§ WHAT YOU SHOULD DO
Set down all of the records word for word.

§ EXTRACTED ENTRIES
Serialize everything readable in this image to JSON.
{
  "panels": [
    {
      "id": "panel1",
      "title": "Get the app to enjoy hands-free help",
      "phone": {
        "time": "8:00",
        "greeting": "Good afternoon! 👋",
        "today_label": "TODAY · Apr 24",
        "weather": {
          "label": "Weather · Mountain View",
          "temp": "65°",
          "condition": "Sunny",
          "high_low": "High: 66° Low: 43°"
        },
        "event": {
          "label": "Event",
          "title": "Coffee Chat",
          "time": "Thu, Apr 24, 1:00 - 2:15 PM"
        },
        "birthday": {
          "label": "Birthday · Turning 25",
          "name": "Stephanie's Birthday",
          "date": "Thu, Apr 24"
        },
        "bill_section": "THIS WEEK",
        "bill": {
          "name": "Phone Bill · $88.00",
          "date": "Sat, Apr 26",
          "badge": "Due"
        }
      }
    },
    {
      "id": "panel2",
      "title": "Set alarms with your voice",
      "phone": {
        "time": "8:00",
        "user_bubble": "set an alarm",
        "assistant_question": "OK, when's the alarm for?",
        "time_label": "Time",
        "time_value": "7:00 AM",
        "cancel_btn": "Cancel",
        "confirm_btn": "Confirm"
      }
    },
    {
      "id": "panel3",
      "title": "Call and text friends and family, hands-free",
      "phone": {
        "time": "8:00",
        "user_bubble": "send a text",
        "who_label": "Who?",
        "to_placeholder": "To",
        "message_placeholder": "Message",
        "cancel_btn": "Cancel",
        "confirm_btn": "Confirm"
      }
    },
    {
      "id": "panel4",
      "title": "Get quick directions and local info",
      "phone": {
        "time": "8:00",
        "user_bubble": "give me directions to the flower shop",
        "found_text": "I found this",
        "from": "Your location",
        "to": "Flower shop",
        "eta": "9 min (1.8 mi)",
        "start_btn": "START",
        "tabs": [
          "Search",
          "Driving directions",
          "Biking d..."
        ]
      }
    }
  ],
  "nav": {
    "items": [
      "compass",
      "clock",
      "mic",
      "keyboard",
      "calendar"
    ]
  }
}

§ OUTPUT FOR THIS TASK
Serialize everything readable in this image to JSON.
{
  "panels": [
    {
      "id": "panel1",
      "title": "Get the app to enjoy hands-free help",
      "phone": {
        "time": "8:00",
        "greeting": "Good afternoon! 👋",
        "today_label": "TODAY · Apr 24",
        "weather": {
          "label": "Weather · Mountain View",
          "temp": "65°",
          "condition": "Sunny",
          "high_low": "High: 66° Low: 43°"
        },
        "event": {
          "label": "Event",
          "title": "Coffee Chat",
          "time": "Thu, Apr 24, 1:00 - 2:15 PM"
        },
        "birthday": {
          "label": "Birthday · Turning 25",
          "name": "Stephanie's Birthday",
          "date": "Thu, Apr 24"
        },
        "bill_section": "THIS WEEK",
        "bill": {
          "name": "Phone Bill · $88.00",
          "date": "Sat, Apr 26",
          "badge": "Due"
        }
      }
    },
    {
      "id": "panel2",
      "title": "Set alarms with your voice",
      "phone": {
        "time": "8:00",
        "user_bubble": "set an alarm",
        "assistant_question": "OK, when's the alarm for?",
        "time_label": "Time",
        "time_value": "7:00 AM",
        "cancel_btn": "Cancel",
        "confirm_btn": "Confirm"
      }
    },
    {
      "id": "panel3",
      "title": "Call and text friends and family, hands-free",
      "phone": {
        "time": "8:00",
        "user_bubble": "send a text",
        "who_label": "Who?",
        "to_placeholder": "To",
        "message_placeholder": "Message",
        "cancel_btn": "Cancel",
        "confirm_btn": "Confirm"
      }
    },
    {
      "id": "panel4",
      "title": "Get quick directions and local info",
      "phone": {
        "time": "8:00",
        "user_bubble": "give me directions to the flower shop",
        "found_text": "I found this",
        "from": "Your location",
        "to": "Flower shop",
        "eta": "9 min (1.8 mi)",
        "start_btn": "START",
        "tabs": [
          "Search",
          "Driving directions",
          "Biking d..."
        ]
      }
    }
  ],
  "nav": {
    "items": [
      "compass",
      "clock",
      "mic",
      "keyboard",
      "calendar"
    ]
  }
}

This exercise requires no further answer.